Quote all lines below exactly. Images stay out.

Stored entries:
※ ※ ※

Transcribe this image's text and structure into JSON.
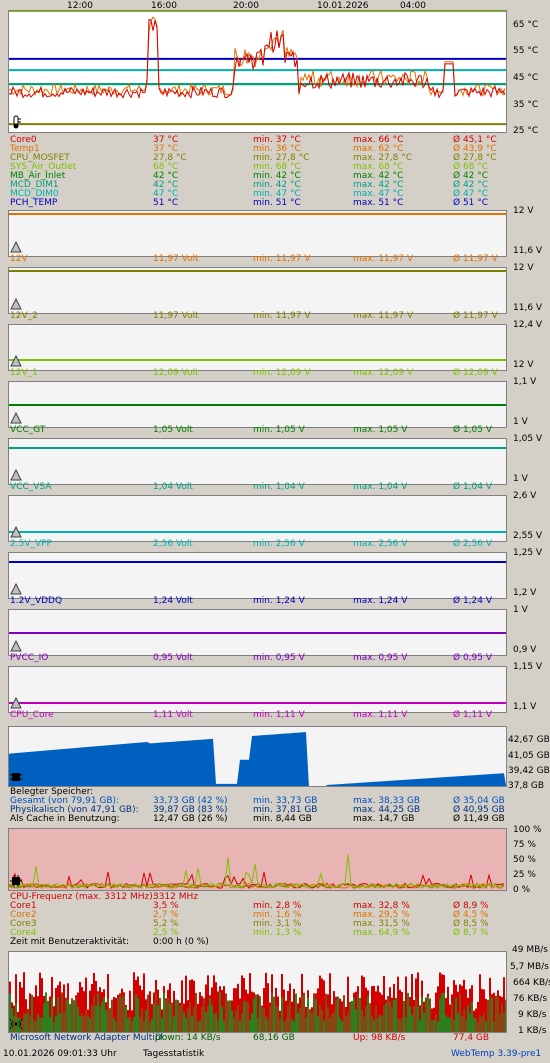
{
  "temp": {
    "x_ticks": [
      "12:00",
      "16:00",
      "20:00",
      "10.01.2026",
      "04:00"
    ],
    "y_ticks": [
      "65 °C",
      "55 °C",
      "45 °C",
      "35 °C",
      "25 °C"
    ],
    "rows": [
      {
        "name": "Core0",
        "cur": "37 °C",
        "min": "min. 37 °C",
        "max": "max. 66 °C",
        "avg": "Ø 45,1 °C",
        "color": "#d40000"
      },
      {
        "name": "Temp1",
        "cur": "37 °C",
        "min": "min. 36 °C",
        "max": "max. 62 °C",
        "avg": "Ø 43,9 °C",
        "color": "#e07000"
      },
      {
        "name": "CPU_MOSFET",
        "cur": "27,8 °C",
        "min": "min. 27,8 °C",
        "max": "max. 27,8 °C",
        "avg": "Ø 27,8 °C",
        "color": "#808000"
      },
      {
        "name": "SYS_Air_Outlet",
        "cur": "68 °C",
        "min": "min. 68 °C",
        "max": "max. 68 °C",
        "avg": "Ø 68 °C",
        "color": "#80c000"
      },
      {
        "name": "MB_Air_Inlet",
        "cur": "42 °C",
        "min": "min. 42 °C",
        "max": "max. 42 °C",
        "avg": "Ø 42 °C",
        "color": "#008000"
      },
      {
        "name": "MCD_DIM1",
        "cur": "42 °C",
        "min": "min. 42 °C",
        "max": "max. 42 °C",
        "avg": "Ø 42 °C",
        "color": "#00a080"
      },
      {
        "name": "MCD_DIM0",
        "cur": "47 °C",
        "min": "min. 47 °C",
        "max": "max. 47 °C",
        "avg": "Ø 47 °C",
        "color": "#00b0b0"
      },
      {
        "name": "PCH_TEMP",
        "cur": "51 °C",
        "min": "min. 51 °C",
        "max": "max. 51 °C",
        "avg": "Ø 51 °C",
        "color": "#0000c0"
      }
    ]
  },
  "volts": [
    {
      "top": "12 V",
      "bottom": "11,6 V",
      "name": "12V",
      "cur": "11,97 Volt",
      "min": "min. 11,97 V",
      "max": "max. 11,97 V",
      "avg": "Ø 11,97 V",
      "color": "#e07000",
      "level": 0.93
    },
    {
      "top": "12 V",
      "bottom": "11,6 V",
      "name": "12V_2",
      "cur": "11,97 Volt",
      "min": "min. 11,97 V",
      "max": "max. 11,97 V",
      "avg": "Ø 11,97 V",
      "color": "#808000",
      "level": 0.93
    },
    {
      "top": "12,4 V",
      "bottom": "12 V",
      "name": "12V_1",
      "cur": "12,09 Volt",
      "min": "min. 12,09 V",
      "max": "max. 12,09 V",
      "avg": "Ø 12,09 V",
      "color": "#80c000",
      "level": 0.22
    },
    {
      "top": "1,1 V",
      "bottom": "1 V",
      "name": "VCC_GT",
      "cur": "1,05 Volt",
      "min": "min. 1,05 V",
      "max": "max. 1,05 V",
      "avg": "Ø 1,05 V",
      "color": "#008000",
      "level": 0.5
    },
    {
      "top": "1,05 V",
      "bottom": "1 V",
      "name": "VCC_VSA",
      "cur": "1,04 Volt",
      "min": "min. 1,04 V",
      "max": "max. 1,04 V",
      "avg": "Ø 1,04 V",
      "color": "#00a080",
      "level": 0.8
    },
    {
      "top": "2,6 V",
      "bottom": "2,55 V",
      "name": "2.5V_VPP",
      "cur": "2,56 Volt",
      "min": "min. 2,56 V",
      "max": "max. 2,56 V",
      "avg": "Ø 2,56 V",
      "color": "#00b0b0",
      "level": 0.2
    },
    {
      "top": "1,25 V",
      "bottom": "1,2 V",
      "name": "1.2V_VDDQ",
      "cur": "1,24 Volt",
      "min": "min. 1,24 V",
      "max": "max. 1,24 V",
      "avg": "Ø 1,24 V",
      "color": "#0000c0",
      "level": 0.8
    },
    {
      "top": "1 V",
      "bottom": "0,9 V",
      "name": "PVCC_IO",
      "cur": "0,95 Volt",
      "min": "min. 0,95 V",
      "max": "max. 0,95 V",
      "avg": "Ø 0,95 V",
      "color": "#8000c0",
      "level": 0.5
    },
    {
      "top": "1,15 V",
      "bottom": "1,1 V",
      "name": "CPU_Core",
      "cur": "1,11 Volt",
      "min": "min. 1,11 V",
      "max": "max. 1,11 V",
      "avg": "Ø 1,11 V",
      "color": "#c000c0",
      "level": 0.2
    }
  ],
  "memory": {
    "y_ticks": [
      "42,67 GB",
      "41,05 GB",
      "39,42 GB",
      "37,8 GB"
    ],
    "header": "Belegter Speicher:",
    "rows": [
      {
        "name": "Gesamt (von 79,91 GB):",
        "cur": "33,73 GB (42 %)",
        "min": "min. 33,73 GB",
        "max": "max. 38,33 GB",
        "avg": "Ø 35,04 GB",
        "color": "#0050c0"
      },
      {
        "name": "Physikalisch (von 47,91 GB):",
        "cur": "39,87 GB (83 %)",
        "min": "min. 37,81 GB",
        "max": "max. 44,25 GB",
        "avg": "Ø 40,95 GB",
        "color": "#003080"
      },
      {
        "name": "Als Cache in Benutzung:",
        "cur": "12,47 GB (26 %)",
        "min": "min. 8,44 GB",
        "max": "max. 14,7 GB",
        "avg": "Ø 11,49 GB",
        "color": "#000000"
      }
    ]
  },
  "cpu": {
    "y_ticks": [
      "100 %",
      "75 %",
      "50 %",
      "25 %",
      "0 %"
    ],
    "freq_label": "CPU-Frequenz (max. 3312 MHz):",
    "freq_value": "3312 MHz",
    "rows": [
      {
        "name": "Core1",
        "cur": "3,5 %",
        "min": "min. 2,8 %",
        "max": "max. 32,8 %",
        "avg": "Ø 8,9 %",
        "color": "#d40000"
      },
      {
        "name": "Core2",
        "cur": "2,7 %",
        "min": "min. 1,6 %",
        "max": "max. 29,5 %",
        "avg": "Ø 4,5 %",
        "color": "#e07000"
      },
      {
        "name": "Core3",
        "cur": "5,2 %",
        "min": "min. 3,1 %",
        "max": "max. 31,5 %",
        "avg": "Ø 8,5 %",
        "color": "#808000"
      },
      {
        "name": "Core4",
        "cur": "2,5 %",
        "min": "min. 1,3 %",
        "max": "max. 64,9 %",
        "avg": "Ø 8,7 %",
        "color": "#80c000"
      }
    ],
    "activity_label": "Zeit mit Benutzeraktivität:",
    "activity_value": "0:00 h (0 %)"
  },
  "network": {
    "y_ticks": [
      "49 MB/s",
      "5,7 MB/s",
      "664 KB/s",
      "76 KB/s",
      "9 KB/s",
      "1 KB/s"
    ],
    "adapter": "Microsoft Network Adapter Multipl",
    "down": "Down: 14 KB/s",
    "down_total": "68,16 GB",
    "up": "Up: 98 KB/s",
    "up_total": "77,4 GB"
  },
  "footer": {
    "timestamp": "10.01.2026 09:01:33 Uhr",
    "stats_link": "Tagesstatistik",
    "version": "WebTemp 3.39-pre1"
  }
}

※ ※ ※

## TASK RESULT:
Transcribe this image's text and structure into JSON.
{
  "temp": {
    "x_ticks": [
      "12:00",
      "16:00",
      "20:00",
      "10.01.2026",
      "04:00"
    ],
    "y_ticks": [
      "65 °C",
      "55 °C",
      "45 °C",
      "35 °C",
      "25 °C"
    ],
    "rows": [
      {
        "name": "Core0",
        "cur": "37 °C",
        "min": "min. 37 °C",
        "max": "max. 66 °C",
        "avg": "Ø 45,1 °C",
        "color": "#d40000"
      },
      {
        "name": "Temp1",
        "cur": "37 °C",
        "min": "min. 36 °C",
        "max": "max. 62 °C",
        "avg": "Ø 43,9 °C",
        "color": "#e07000"
      },
      {
        "name": "CPU_MOSFET",
        "cur": "27,8 °C",
        "min": "min. 27,8 °C",
        "max": "max. 27,8 °C",
        "avg": "Ø 27,8 °C",
        "color": "#808000"
      },
      {
        "name": "SYS_Air_Outlet",
        "cur": "68 °C",
        "min": "min. 68 °C",
        "max": "max. 68 °C",
        "avg": "Ø 68 °C",
        "color": "#80c000"
      },
      {
        "name": "MB_Air_Inlet",
        "cur": "42 °C",
        "min": "min. 42 °C",
        "max": "max. 42 °C",
        "avg": "Ø 42 °C",
        "color": "#008000"
      },
      {
        "name": "MCD_DIM1",
        "cur": "42 °C",
        "min": "min. 42 °C",
        "max": "max. 42 °C",
        "avg": "Ø 42 °C",
        "color": "#00a080"
      },
      {
        "name": "MCD_DIM0",
        "cur": "47 °C",
        "min": "min. 47 °C",
        "max": "max. 47 °C",
        "avg": "Ø 47 °C",
        "color": "#00b0b0"
      },
      {
        "name": "PCH_TEMP",
        "cur": "51 °C",
        "min": "min. 51 °C",
        "max": "max. 51 °C",
        "avg": "Ø 51 °C",
        "color": "#0000c0"
      }
    ]
  },
  "volts": [
    {
      "top": "12 V",
      "bottom": "11,6 V",
      "name": "12V",
      "cur": "11,97 Volt",
      "min": "min. 11,97 V",
      "max": "max. 11,97 V",
      "avg": "Ø 11,97 V",
      "color": "#e07000",
      "level": 0.93
    },
    {
      "top": "12 V",
      "bottom": "11,6 V",
      "name": "12V_2",
      "cur": "11,97 Volt",
      "min": "min. 11,97 V",
      "max": "max. 11,97 V",
      "avg": "Ø 11,97 V",
      "color": "#808000",
      "level": 0.93
    },
    {
      "top": "12,4 V",
      "bottom": "12 V",
      "name": "12V_1",
      "cur": "12,09 Volt",
      "min": "min. 12,09 V",
      "max": "max. 12,09 V",
      "avg": "Ø 12,09 V",
      "color": "#80c000",
      "level": 0.22
    },
    {
      "top": "1,1 V",
      "bottom": "1 V",
      "name": "VCC_GT",
      "cur": "1,05 Volt",
      "min": "min. 1,05 V",
      "max": "max. 1,05 V",
      "avg": "Ø 1,05 V",
      "color": "#008000",
      "level": 0.5
    },
    {
      "top": "1,05 V",
      "bottom": "1 V",
      "name": "VCC_VSA",
      "cur": "1,04 Volt",
      "min": "min. 1,04 V",
      "max": "max. 1,04 V",
      "avg": "Ø 1,04 V",
      "color": "#00a080",
      "level": 0.8
    },
    {
      "top": "2,6 V",
      "bottom": "2,55 V",
      "name": "2.5V_VPP",
      "cur": "2,56 Volt",
      "min": "min. 2,56 V",
      "max": "max. 2,56 V",
      "avg": "Ø 2,56 V",
      "color": "#00b0b0",
      "level": 0.2
    },
    {
      "top": "1,25 V",
      "bottom": "1,2 V",
      "name": "1.2V_VDDQ",
      "cur": "1,24 Volt",
      "min": "min. 1,24 V",
      "max": "max. 1,24 V",
      "avg": "Ø 1,24 V",
      "color": "#0000c0",
      "level": 0.8
    },
    {
      "top": "1 V",
      "bottom": "0,9 V",
      "name": "PVCC_IO",
      "cur": "0,95 Volt",
      "min": "min. 0,95 V",
      "max": "max. 0,95 V",
      "avg": "Ø 0,95 V",
      "color": "#8000c0",
      "level": 0.5
    },
    {
      "top": "1,15 V",
      "bottom": "1,1 V",
      "name": "CPU_Core",
      "cur": "1,11 Volt",
      "min": "min. 1,11 V",
      "max": "max. 1,11 V",
      "avg": "Ø 1,11 V",
      "color": "#c000c0",
      "level": 0.2
    }
  ],
  "memory": {
    "y_ticks": [
      "42,67 GB",
      "41,05 GB",
      "39,42 GB",
      "37,8 GB"
    ],
    "header": "Belegter Speicher:",
    "rows": [
      {
        "name": "Gesamt (von 79,91 GB):",
        "cur": "33,73 GB (42 %)",
        "min": "min. 33,73 GB",
        "max": "max. 38,33 GB",
        "avg": "Ø 35,04 GB",
        "color": "#0050c0"
      },
      {
        "name": "Physikalisch (von 47,91 GB):",
        "cur": "39,87 GB (83 %)",
        "min": "min. 37,81 GB",
        "max": "max. 44,25 GB",
        "avg": "Ø 40,95 GB",
        "color": "#003080"
      },
      {
        "name": "Als Cache in Benutzung:",
        "cur": "12,47 GB (26 %)",
        "min": "min. 8,44 GB",
        "max": "max. 14,7 GB",
        "avg": "Ø 11,49 GB",
        "color": "#000000"
      }
    ]
  },
  "cpu": {
    "y_ticks": [
      "100 %",
      "75 %",
      "50 %",
      "25 %",
      "0 %"
    ],
    "freq_label": "CPU-Frequenz (max. 3312 MHz):",
    "freq_value": "3312 MHz",
    "rows": [
      {
        "name": "Core1",
        "cur": "3,5 %",
        "min": "min. 2,8 %",
        "max": "max. 32,8 %",
        "avg": "Ø 8,9 %",
        "color": "#d40000"
      },
      {
        "name": "Core2",
        "cur": "2,7 %",
        "min": "min. 1,6 %",
        "max": "max. 29,5 %",
        "avg": "Ø 4,5 %",
        "color": "#e07000"
      },
      {
        "name": "Core3",
        "cur": "5,2 %",
        "min": "min. 3,1 %",
        "max": "max. 31,5 %",
        "avg": "Ø 8,5 %",
        "color": "#808000"
      },
      {
        "name": "Core4",
        "cur": "2,5 %",
        "min": "min. 1,3 %",
        "max": "max. 64,9 %",
        "avg": "Ø 8,7 %",
        "color": "#80c000"
      }
    ],
    "activity_label": "Zeit mit Benutzeraktivität:",
    "activity_value": "0:00 h (0 %)"
  },
  "network": {
    "y_ticks": [
      "49 MB/s",
      "5,7 MB/s",
      "664 KB/s",
      "76 KB/s",
      "9 KB/s",
      "1 KB/s"
    ],
    "adapter": "Microsoft Network Adapter Multipl",
    "down": "Down: 14 KB/s",
    "down_total": "68,16 GB",
    "up": "Up: 98 KB/s",
    "up_total": "77,4 GB"
  },
  "footer": {
    "timestamp": "10.01.2026 09:01:33 Uhr",
    "stats_link": "Tagesstatistik",
    "version": "WebTemp 3.39-pre1"
  }
}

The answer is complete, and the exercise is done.